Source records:
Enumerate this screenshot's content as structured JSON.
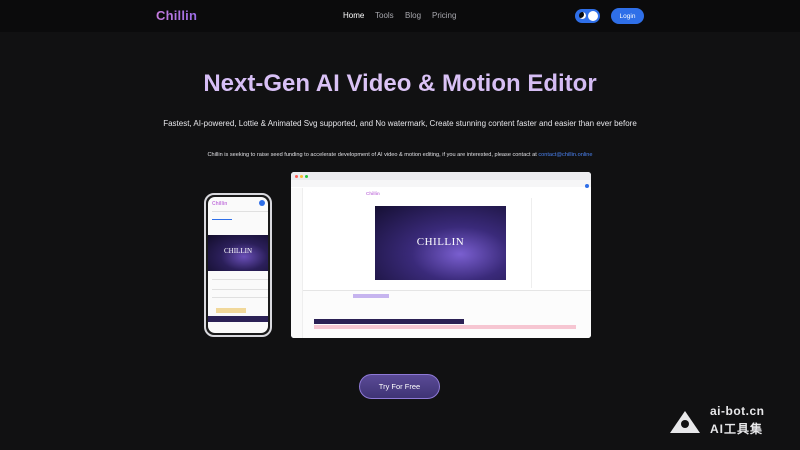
{
  "header": {
    "logo": "Chillin",
    "nav": [
      "Home",
      "Tools",
      "Blog",
      "Pricing"
    ],
    "login_label": "Login"
  },
  "hero": {
    "title": "Next-Gen AI Video & Motion Editor",
    "subtitle": "Fastest, AI-powered, Lottie & Animated Svg supported, and No watermark, Create stunning content faster and easier than ever before",
    "notice_text": "Chillin is seeking to raise seed funding to accelerate development of AI video & motion editing, if you are interested, please contact at ",
    "notice_email": "contact@chillin.online",
    "cta_label": "Try For Free"
  },
  "mockups": {
    "video_text": "CHILLIN",
    "app_logo": "Chillin"
  },
  "watermark": {
    "line1": "ai-bot.cn",
    "line2": "AI工具集"
  },
  "colors": {
    "accent": "#2f6fe8",
    "brand": "#c57bde",
    "cta_bg": "#4b3f86"
  }
}
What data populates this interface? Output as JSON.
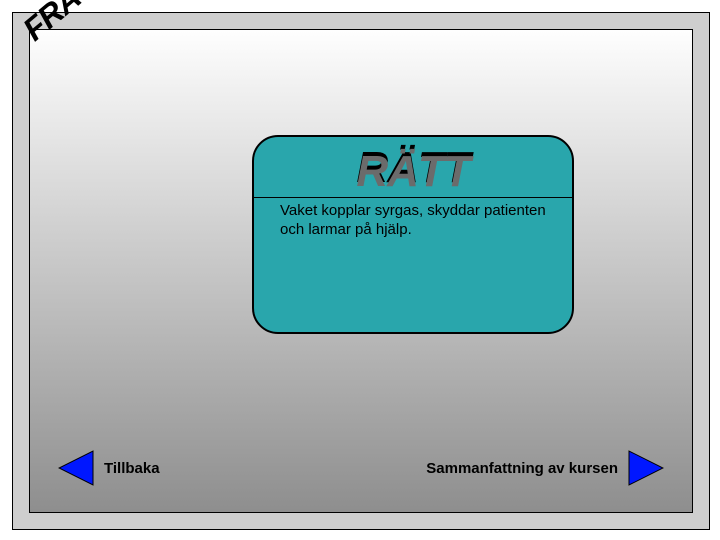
{
  "corner_label": "FRÅGA",
  "card": {
    "title": "RÄTT",
    "body": "Vaket kopplar syrgas, skyddar patienten och larmar på hjälp."
  },
  "nav": {
    "back_label": "Tillbaka",
    "summary_label": "Sammanfattning av kursen"
  }
}
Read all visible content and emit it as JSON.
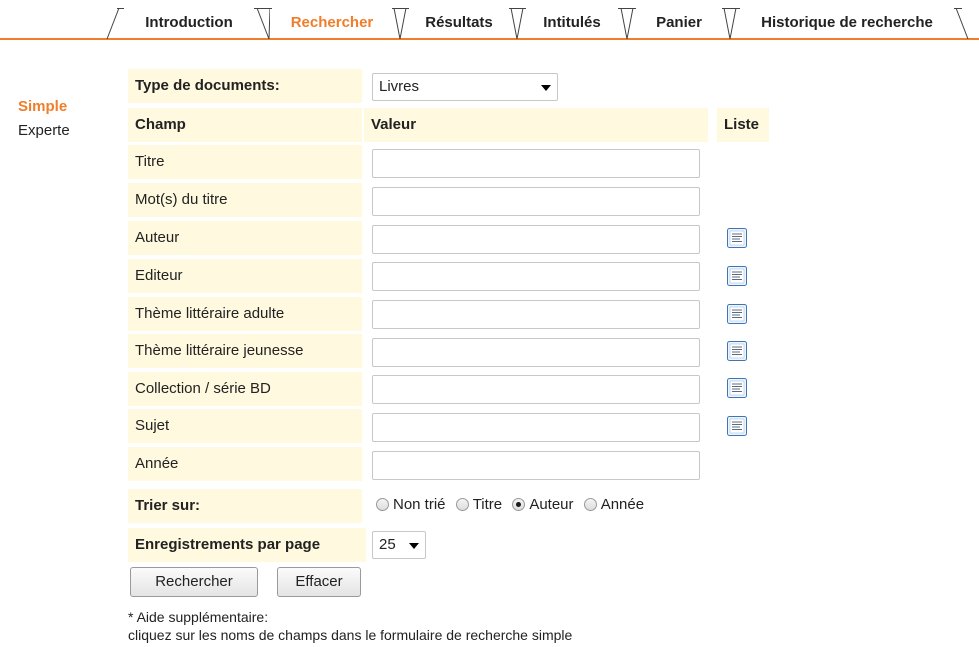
{
  "tabs": [
    {
      "label": "Introduction",
      "active": false
    },
    {
      "label": "Rechercher",
      "active": true
    },
    {
      "label": "Résultats",
      "active": false
    },
    {
      "label": "Intitulés",
      "active": false
    },
    {
      "label": "Panier",
      "active": false
    },
    {
      "label": "Historique de recherche",
      "active": false
    }
  ],
  "sidenav": {
    "simple": "Simple",
    "expert": "Experte"
  },
  "form": {
    "doc_type_label": "Type de documents:",
    "doc_type_value": "Livres",
    "header_champ": "Champ",
    "header_valeur": "Valeur",
    "header_liste": "Liste",
    "fields": [
      {
        "label": "Titre",
        "value": "",
        "has_list": false
      },
      {
        "label": "Mot(s) du titre",
        "value": "",
        "has_list": false
      },
      {
        "label": "Auteur",
        "value": "",
        "has_list": true
      },
      {
        "label": "Editeur",
        "value": "",
        "has_list": true
      },
      {
        "label": "Thème littéraire adulte",
        "value": "",
        "has_list": true
      },
      {
        "label": "Thème littéraire jeunesse",
        "value": "",
        "has_list": true
      },
      {
        "label": "Collection / série BD",
        "value": "",
        "has_list": true
      },
      {
        "label": "Sujet",
        "value": "",
        "has_list": true
      },
      {
        "label": "Année",
        "value": "",
        "has_list": false
      }
    ],
    "sort_label": "Trier sur:",
    "sort_options": [
      {
        "label": "Non trié",
        "checked": false
      },
      {
        "label": "Titre",
        "checked": false
      },
      {
        "label": "Auteur",
        "checked": true
      },
      {
        "label": "Année",
        "checked": false
      }
    ],
    "per_page_label": "Enregistrements par page",
    "per_page_value": "25",
    "search_button": "Rechercher",
    "clear_button": "Effacer"
  },
  "help": {
    "line1": "* Aide supplémentaire:",
    "line2": "cliquez sur les noms de champs dans le formulaire de recherche simple"
  },
  "colors": {
    "accent": "#f07d29",
    "label_bg": "#fef9df"
  }
}
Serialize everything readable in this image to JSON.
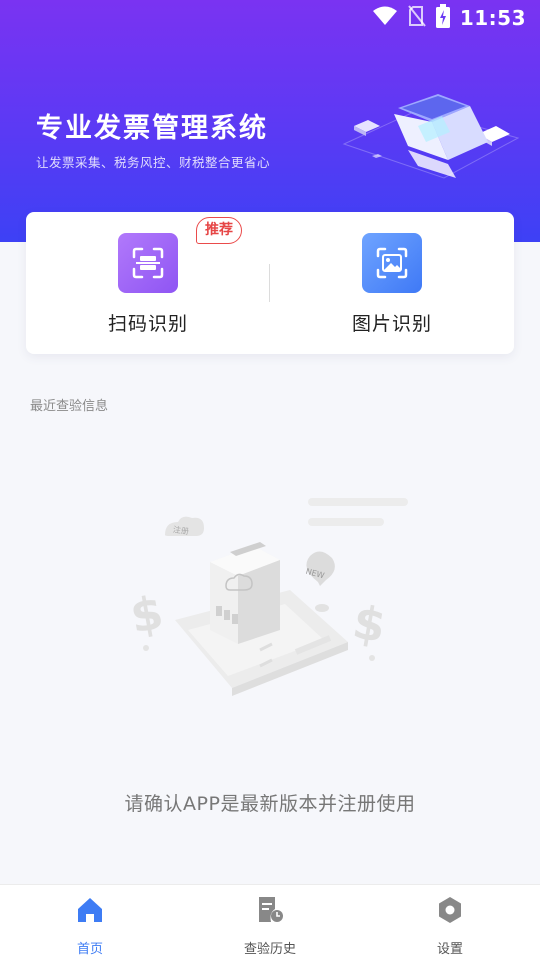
{
  "status_bar": {
    "time": "11:53"
  },
  "hero": {
    "title": "专业发票管理系统",
    "subtitle": "让发票采集、税务风控、财税整合更省心"
  },
  "actions": [
    {
      "label": "扫码识别",
      "icon": "scan-icon",
      "badge": "推荐"
    },
    {
      "label": "图片识别",
      "icon": "image-icon"
    }
  ],
  "recent": {
    "title": "最近查验信息",
    "empty_text": "请确认APP是最新版本并注册使用",
    "illustration_labels": {
      "cloud": "注册",
      "bubble": "NEW"
    }
  },
  "tabbar": {
    "items": [
      {
        "label": "首页",
        "icon": "home-icon",
        "active": true
      },
      {
        "label": "查验历史",
        "icon": "history-icon",
        "active": false
      },
      {
        "label": "设置",
        "icon": "settings-icon",
        "active": false
      }
    ]
  },
  "colors": {
    "hero_gradient_top": "#7a33f2",
    "hero_gradient_bottom": "#3d41f5",
    "scan_icon_bg": "#9a60f6",
    "image_icon_bg": "#4f86f7",
    "badge_red": "#e64545",
    "tab_active": "#3e7cf4"
  }
}
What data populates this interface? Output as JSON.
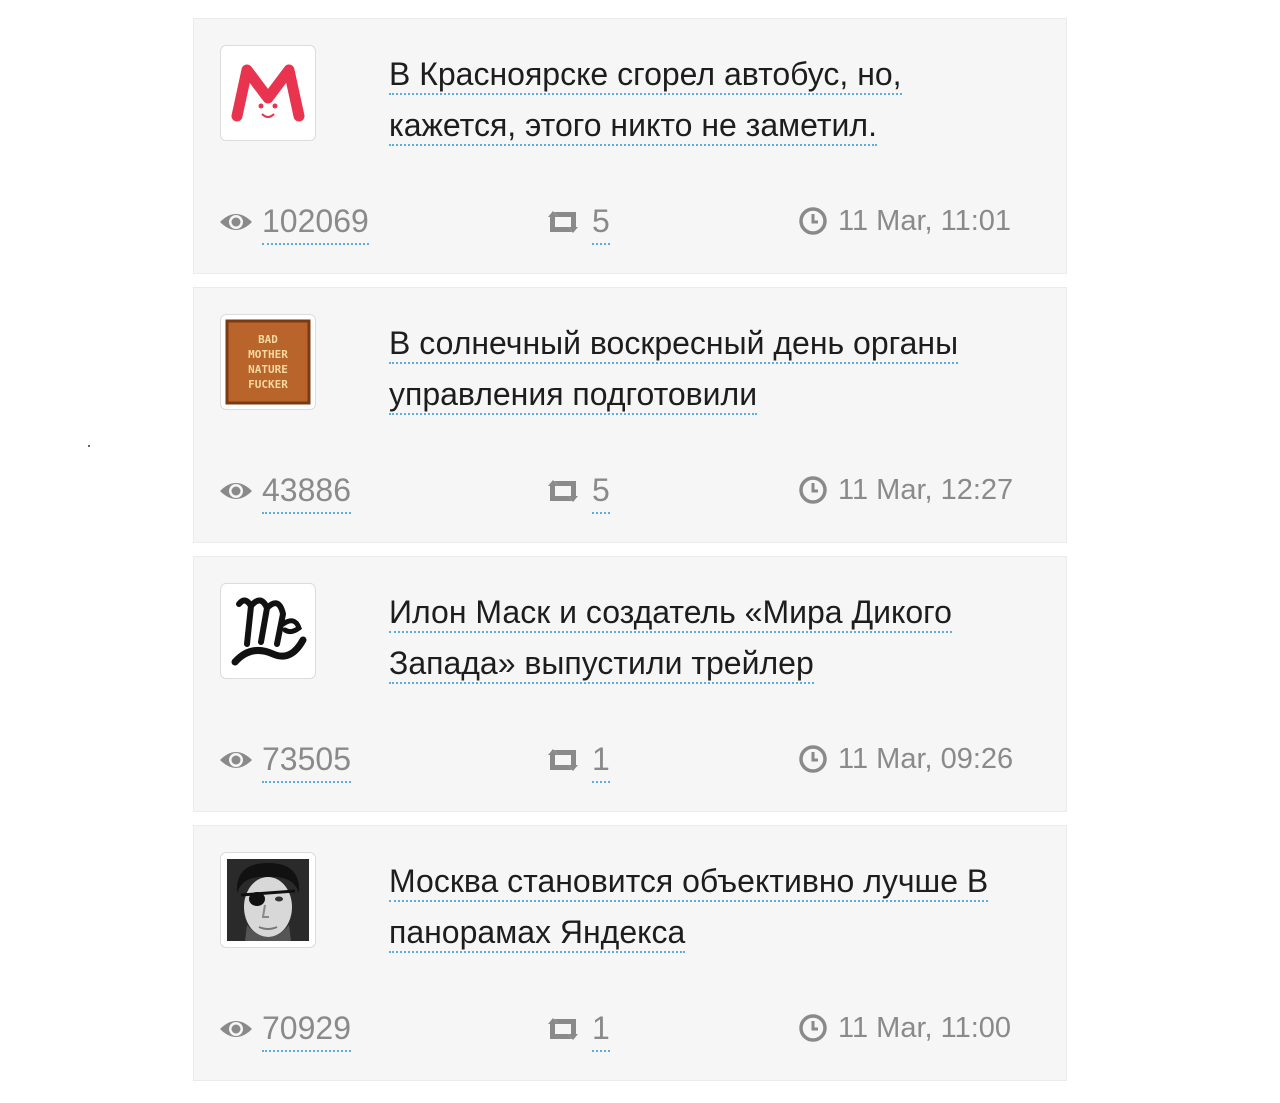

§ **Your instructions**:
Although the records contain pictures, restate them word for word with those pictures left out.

§ **Task output**:
Enumerate this screenshot's content as structured JSON.
{
  "header": {
    "logo": "Chillin",
    "nav": [
      "Home",
      "Tools",
      "Blog",
      "Pricing"
    ],
    "login_label": "Login"
  },
  "hero": {
    "title": "Next-Gen AI Video & Motion Editor",
    "subtitle": "Fastest, AI-powered, Lottie & Animated Svg supported, and No watermark, Create stunning content faster and easier than ever before",
    "notice_text": "Chillin is seeking to raise seed funding to accelerate development of AI video & motion editing, if you are interested, please contact at ",
    "notice_email": "contact@chillin.online",
    "cta_label": "Try For Free"
  },
  "mockups": {
    "video_text": "CHILLIN",
    "app_logo": "Chillin"
  },
  "watermark": {
    "line1": "ai-bot.cn",
    "line2": "AI工具集"
  },
  "colors": {
    "accent": "#2f6fe8",
    "brand": "#c57bde",
    "cta_bg": "#4b3f86"
  }
}
What data populates this interface? Output as JSON.
{
  "corner_label": "FRÅGA",
  "card": {
    "title": "RÄTT",
    "body": "Vaket kopplar syrgas, skyddar patienten och larmar på hjälp."
  },
  "nav": {
    "back_label": "Tillbaka",
    "summary_label": "Sammanfattning av kursen"
  }
}
Read all visible content and emit it as JSON.
{
  "tabs": [
    {
      "label": "Introduction",
      "active": false
    },
    {
      "label": "Rechercher",
      "active": true
    },
    {
      "label": "Résultats",
      "active": false
    },
    {
      "label": "Intitulés",
      "active": false
    },
    {
      "label": "Panier",
      "active": false
    },
    {
      "label": "Historique de recherche",
      "active": false
    }
  ],
  "sidenav": {
    "simple": "Simple",
    "expert": "Experte"
  },
  "form": {
    "doc_type_label": "Type de documents:",
    "doc_type_value": "Livres",
    "header_champ": "Champ",
    "header_valeur": "Valeur",
    "header_liste": "Liste",
    "fields": [
      {
        "label": "Titre",
        "value": "",
        "has_list": false
      },
      {
        "label": "Mot(s) du titre",
        "value": "",
        "has_list": false
      },
      {
        "label": "Auteur",
        "value": "",
        "has_list": true
      },
      {
        "label": "Editeur",
        "value": "",
        "has_list": true
      },
      {
        "label": "Thème littéraire adulte",
        "value": "",
        "has_list": true
      },
      {
        "label": "Thème littéraire jeunesse",
        "value": "",
        "has_list": true
      },
      {
        "label": "Collection / série BD",
        "value": "",
        "has_list": true
      },
      {
        "label": "Sujet",
        "value": "",
        "has_list": true
      },
      {
        "label": "Année",
        "value": "",
        "has_list": false
      }
    ],
    "sort_label": "Trier sur:",
    "sort_options": [
      {
        "label": "Non trié",
        "checked": false
      },
      {
        "label": "Titre",
        "checked": false
      },
      {
        "label": "Auteur",
        "checked": true
      },
      {
        "label": "Année",
        "checked": false
      }
    ],
    "per_page_label": "Enregistrements par page",
    "per_page_value": "25",
    "search_button": "Rechercher",
    "clear_button": "Effacer"
  },
  "help": {
    "line1": "* Aide supplémentaire:",
    "line2": "cliquez sur les noms de champs dans le formulaire de recherche simple"
  },
  "colors": {
    "accent": "#f07d29",
    "label_bg": "#fef9df"
  }
}
Serialize everything readable in this image to JSON.
{
  "status_bar": {
    "time": "11:53"
  },
  "hero": {
    "title": "专业发票管理系统",
    "subtitle": "让发票采集、税务风控、财税整合更省心"
  },
  "actions": [
    {
      "label": "扫码识别",
      "icon": "scan-icon",
      "badge": "推荐"
    },
    {
      "label": "图片识别",
      "icon": "image-icon"
    }
  ],
  "recent": {
    "title": "最近查验信息",
    "empty_text": "请确认APP是最新版本并注册使用",
    "illustration_labels": {
      "cloud": "注册",
      "bubble": "NEW"
    }
  },
  "tabbar": {
    "items": [
      {
        "label": "首页",
        "icon": "home-icon",
        "active": true
      },
      {
        "label": "查验历史",
        "icon": "history-icon",
        "active": false
      },
      {
        "label": "设置",
        "icon": "settings-icon",
        "active": false
      }
    ]
  },
  "colors": {
    "hero_gradient_top": "#7a33f2",
    "hero_gradient_bottom": "#3d41f5",
    "scan_icon_bg": "#9a60f6",
    "image_icon_bg": "#4f86f7",
    "badge_red": "#e64545",
    "tab_active": "#3e7cf4"
  }
}
What data populates this interface? Output as JSON.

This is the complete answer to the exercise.